Number of check lists reporting Snowy Owl sightings in the Edmonton area over the last five years by time of year clearly showing that Snowy Owl sightings only occur between November and March.

I find myself still thinking of the poor Great Blue Heron that was found in Hermitage Park at the beginning of February (during the extreme cold spell). There was a discussion thread on the Edmonton Nature Club’s bulletin board that tracked the heron’s deteriorating condition and then it just vanished. It appears that this individual was at the wrong place at the wrong time of the year and it is unlikely this story had a happy ending.

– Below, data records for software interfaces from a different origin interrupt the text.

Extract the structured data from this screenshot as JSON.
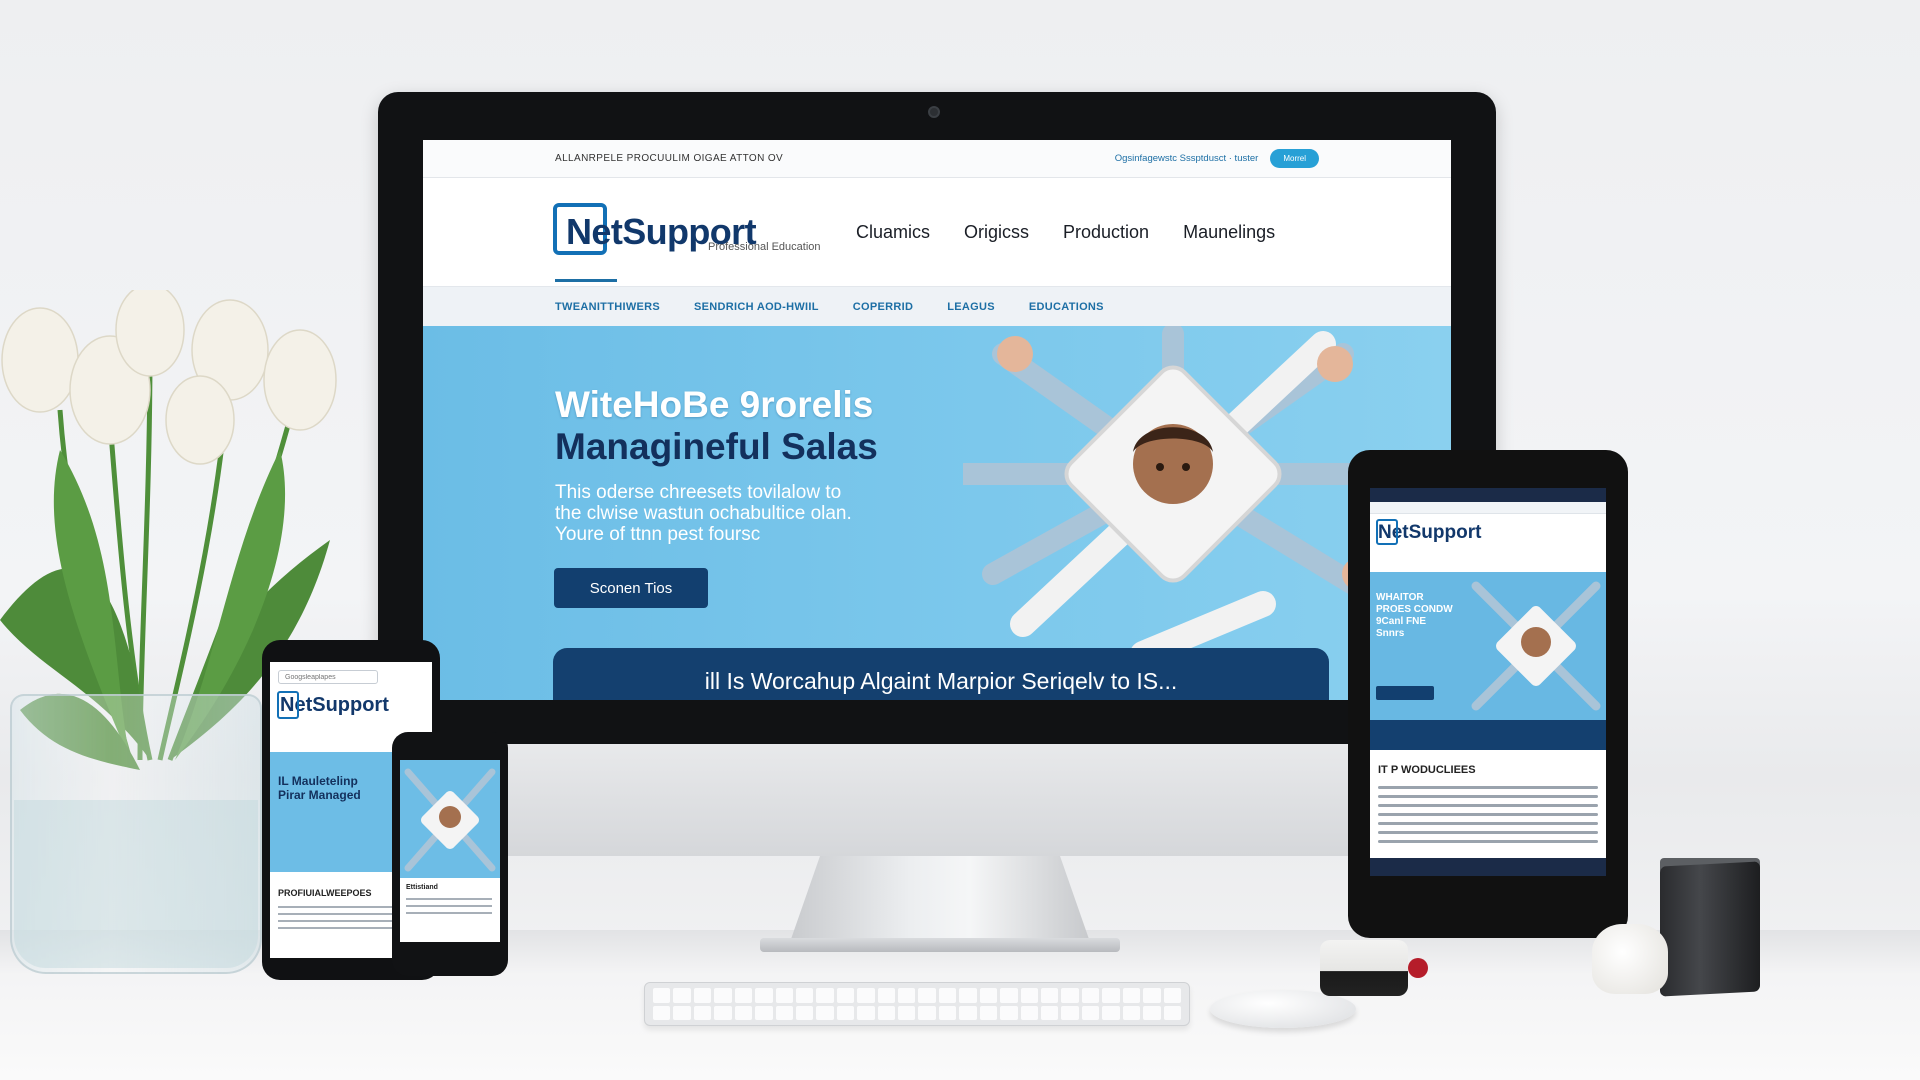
{
  "site": {
    "topbar_text": "ALLANRPELE PROCUULIM OIGAE ATTON OV",
    "topbar_link": "Ogsinfagewstc Sssptdusct · tuster",
    "topbar_button": "Morrel",
    "logo_text": "NetSupport",
    "logo_sub": "Professional Education",
    "nav": [
      "Cluamics",
      "Origicss",
      "Production",
      "Maunelings"
    ],
    "subnav": [
      "TWEANITTHIWERS",
      "SENDRICH AOD-HWIIL",
      "COPERRID",
      "LEAGUS",
      "EDUCATIONS"
    ]
  },
  "hero": {
    "title_line1": "WiteHoBe 9rorelis",
    "title_line2": "Managineful Salas",
    "desc_line1": "This oderse chreesets tovilalow to",
    "desc_line2": "the clwise wastun ochabultice olan.",
    "desc_line3": "Youre of ttnn pest foursc",
    "cta": "Sconen Tios",
    "banner": "ill Is Worcahup Algaint Marpior Seriqelv to IS..."
  },
  "tablet": {
    "logo": "NetSupport",
    "hero_title": "WHAITOR PROES CONDW 9Canl FNE Snnrs",
    "heading": "IT P WODUCLIEES"
  },
  "phone_large": {
    "search_placeholder": "Googsleaplapes",
    "logo": "NetSupport",
    "hero_title": "IL Mauletelinp Pirar Managed",
    "heading": "PROFIUIALWEEPOES"
  },
  "phone_small": {
    "heading": "Ettistiand"
  },
  "colors": {
    "brand_navy": "#12386b",
    "brand_blue": "#1270b6",
    "hero_sky": "#6ec1e8",
    "banner_navy": "#14406f"
  },
  "icons": [
    "tulip-flowers-icon",
    "camera-icon",
    "keyboard-icon",
    "mouse-icon",
    "speaker-icon"
  ]
}
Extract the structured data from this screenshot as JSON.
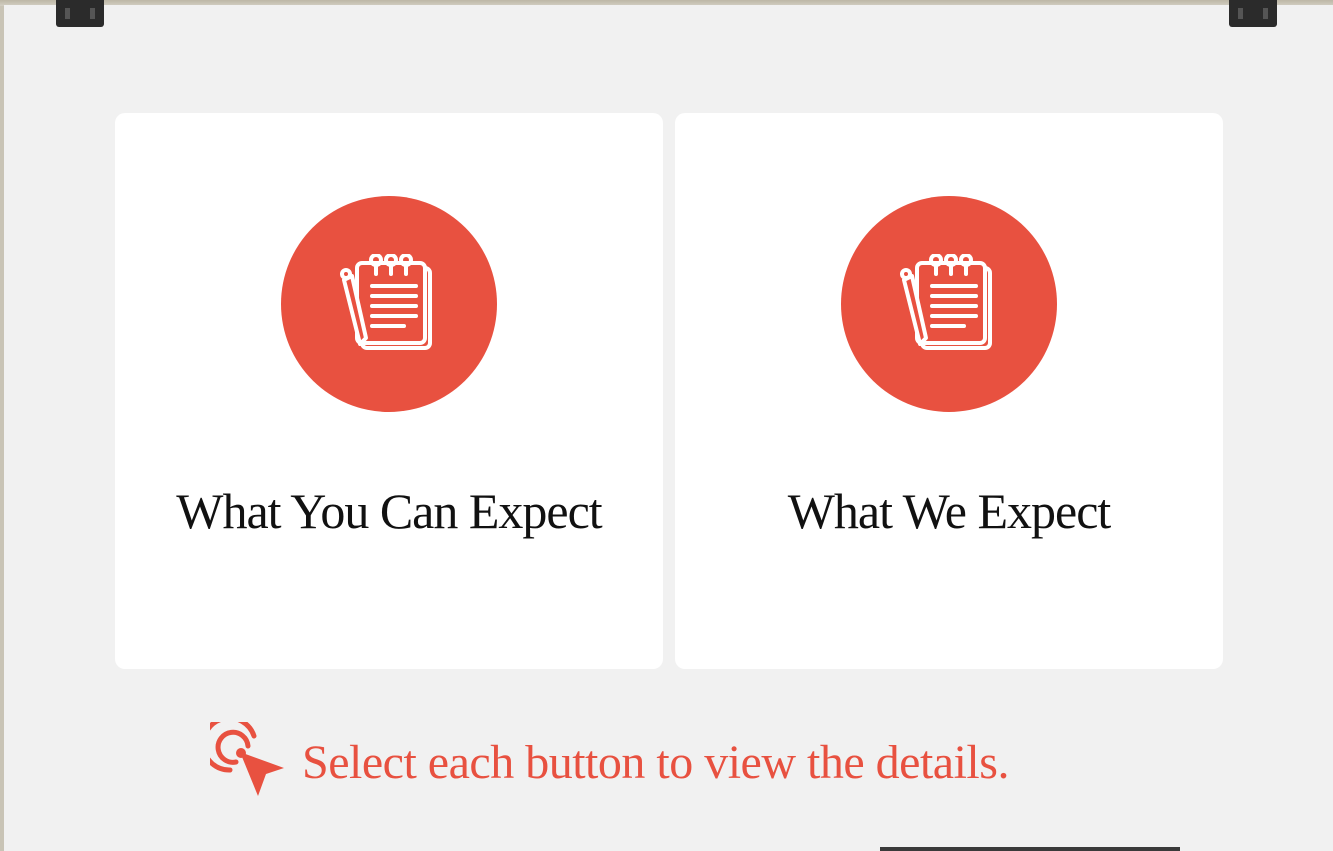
{
  "colors": {
    "accent": "#e85140",
    "card_background": "#ffffff",
    "page_background": "#f1f1f1"
  },
  "cards": [
    {
      "title": "What You Can Expect",
      "icon": "notepad-icon"
    },
    {
      "title": "What We Expect",
      "icon": "notepad-icon"
    }
  ],
  "hint": {
    "text": "Select each button to view the details.",
    "icon": "cursor-click-icon"
  }
}
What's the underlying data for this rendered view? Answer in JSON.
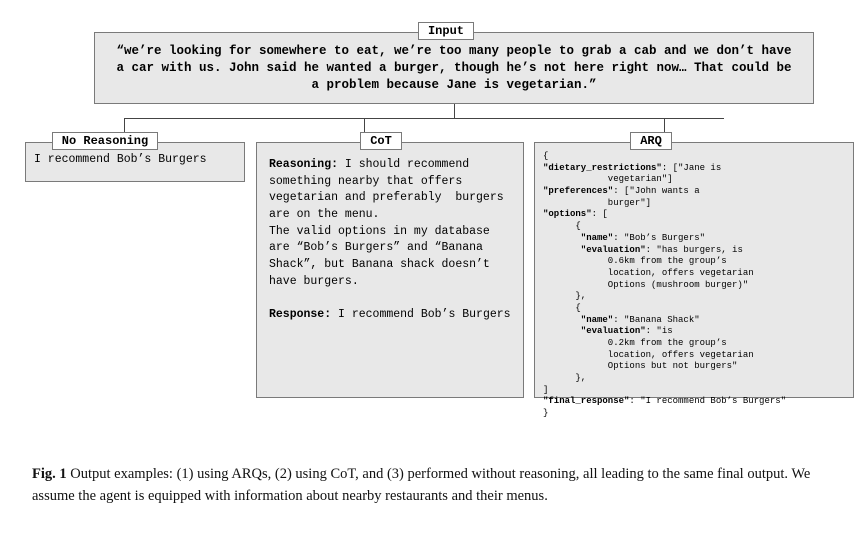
{
  "labels": {
    "input": "Input",
    "nr": "No Reasoning",
    "cot": "CoT",
    "arq": "ARQ"
  },
  "input_text": "“we’re looking for somewhere to eat, we’re too many people to grab a cab and we don’t have a car with us. John said he wanted a burger, though he’s not here right now… That could be a problem because Jane is vegetarian.”",
  "no_reasoning": "I recommend Bob’s Burgers",
  "cot": {
    "reasoning_label": "Reasoning:",
    "reasoning_body": "I should recommend something nearby that offers vegetarian and preferably  burgers are on the menu.\nThe valid options in my database are “Bob’s Burgers” and “Banana Shack”, but Banana shack doesn’t have burgers.",
    "response_label": "Response:",
    "response_body": "I recommend Bob’s Burgers"
  },
  "arq": {
    "l01": "{",
    "l02": "\"dietary_restrictions\"",
    "l02b": ": [\"Jane is",
    "l03": "            vegetarian\"]",
    "l04": "\"preferences\"",
    "l04b": ": [\"John wants a",
    "l05": "            burger\"]",
    "l06": "\"options\"",
    "l06b": ": [",
    "l07": "      {",
    "l08": "       \"name\"",
    "l08b": ": \"Bob’s Burgers\"",
    "l09": "       \"evaluation\"",
    "l09b": ": \"has burgers, is",
    "l10": "            0.6km from the group’s",
    "l11": "            location, offers vegetarian",
    "l12": "            Options (mushroom burger)\"",
    "l13": "      },",
    "l14": "      {",
    "l15": "       \"name\"",
    "l15b": ": \"Banana Shack\"",
    "l16": "       \"evaluation\"",
    "l16b": ": \"is",
    "l17": "            0.2km from the group’s",
    "l18": "            location, offers vegetarian",
    "l19": "            Options but not burgers\"",
    "l20": "      },",
    "l21": "]",
    "l22": "\"final_response\"",
    "l22b": ": \"I recommend Bob’s Burgers\"",
    "l23": "}"
  },
  "caption": {
    "fignum": "Fig. 1",
    "text": "  Output examples: (1) using ARQs, (2) using CoT, and (3) performed without reasoning, all leading to the same final output. We assume the agent is equipped with information about nearby restaurants and their menus."
  }
}
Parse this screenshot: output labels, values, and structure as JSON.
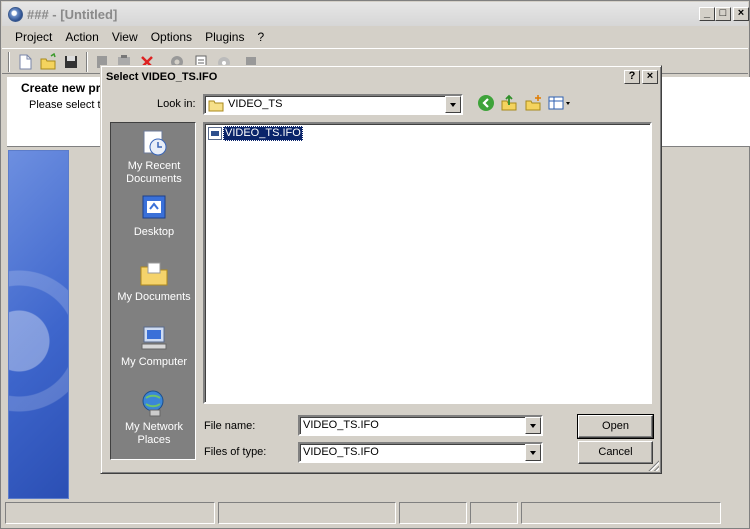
{
  "window": {
    "title": "### - [Untitled]",
    "controls": [
      "_",
      "□",
      "×"
    ]
  },
  "menu": [
    "Project",
    "Action",
    "View",
    "Options",
    "Plugins",
    "?"
  ],
  "header": {
    "title": "Create new pr",
    "subtitle": "Please select t"
  },
  "dialog": {
    "title": "Select VIDEO_TS.IFO",
    "help_label": "?",
    "close_label": "×",
    "look_in_label": "Look in:",
    "look_in_value": "VIDEO_TS",
    "places": [
      {
        "label": "My Recent Documents",
        "icon": "recent-documents-icon"
      },
      {
        "label": "Desktop",
        "icon": "desktop-icon"
      },
      {
        "label": "My Documents",
        "icon": "my-documents-icon"
      },
      {
        "label": "My Computer",
        "icon": "my-computer-icon"
      },
      {
        "label": "My Network Places",
        "icon": "network-places-icon"
      }
    ],
    "files": [
      {
        "name": "VIDEO_TS.IFO",
        "selected": true
      }
    ],
    "file_name_label": "File name:",
    "file_name_value": "VIDEO_TS.IFO",
    "file_type_label": "Files of type:",
    "file_type_value": "VIDEO_TS.IFO",
    "open_label": "Open",
    "cancel_label": "Cancel"
  }
}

While many species seem to do well in our harsh winter environment, there is a fine line between survival and death when environmental conditions are at their extreme.

Here is the complete list by Edmonton Nature Club of species seen during the winter count 2018/19 in the greater Edmonton area:

  • Trumpeter Swan
  • Tundra Swan
  • Great Blue Heron
  • Red-necked Grebe
  • Western Grebe
  • Horned Grebe
  • Eared Grebe
  • Canada Goose  
  • Mallard
  • Gadwall
  • Northern Pintail
  • American Wigeon
  • Green-winged Teal
  • Canvasback
  • Redhead
  • Ring-necked Duck
  • Greater Scaup
  • Lesser Scaup
  • Common Goldeneye
  • Barrows Goldeneye
  • Bufflehead
  • Hooded Merganser
  • Common Merganser
  • Red-breasted Merganser
  • Ruddy Duck
  • Sharp-shinned Hawk
  • Cooper’s Hawk
  • Northern Goshawk
  • Rough-legged Hawk
  • Golden Eagle
  • Bald Eagle
  • Merlin
  • Prairie Falcon
  • Gyrfalcon
  • Peregrine Falcon
  • Gray Partridge
  • Ring-necked Pheasant
  • Ruffed Grouse
  • American Coot
  • Eurasian-Collared Dove
  • Rock Pigeon
  • Great Horned Owl
  • Snowy Owl
  • Great Gray Owl
  • Barred Owl
  • Northern Saw-whet Owl
  • Northern Hawk Owl
  • Downy Woodpecker
  • Hairy Woodpecker
  • American Three-toed Woodpecker
  • Black-backed Woodpecker
  • Northern  Flicker
  • Pileated Woodpecker
  • Northern Shrike
  • Blue Jay
  • Canada Jay
  • Black-billed Magpie
  • Common Raven
  • American Crow
  • Black-capped Chickadee
  • Boreal Chickadee
  • Red-breasted Nuthatch
  • White-breasted Nuthatch
  • Brown Creeper
  • Golden-crowned Kinglet
  • Townsend’s Solitaire
  • Hermit Thrush
  • Varied Thrush
  • American Robin
  • European Starling
  • Bohemian Waxwing
  • Cedar Waxwing
  • Yellow-rumped Warbler
  • Northern Cardinal
  • American Tree Sparrow
  • White-throated Sparrow
  • Song Sparrow
  • Dark-eyed Junco
  • Snow Bunting
  • Common Grackle
  • Evening Grosbeak
  • Pine Grosbeak
  • Brewer’s Blackbird
  • House Finch
  • Red Crossbill
  • White-winged Crossbill
  • Common Redpoll
  • Hoary Redpoll
  • Pine Siskin
  • American Goldfinch
  • House Sparrow

May the curiosity be with you. This is from “The Birds are Calling” blog (www.thebirdsarecalling).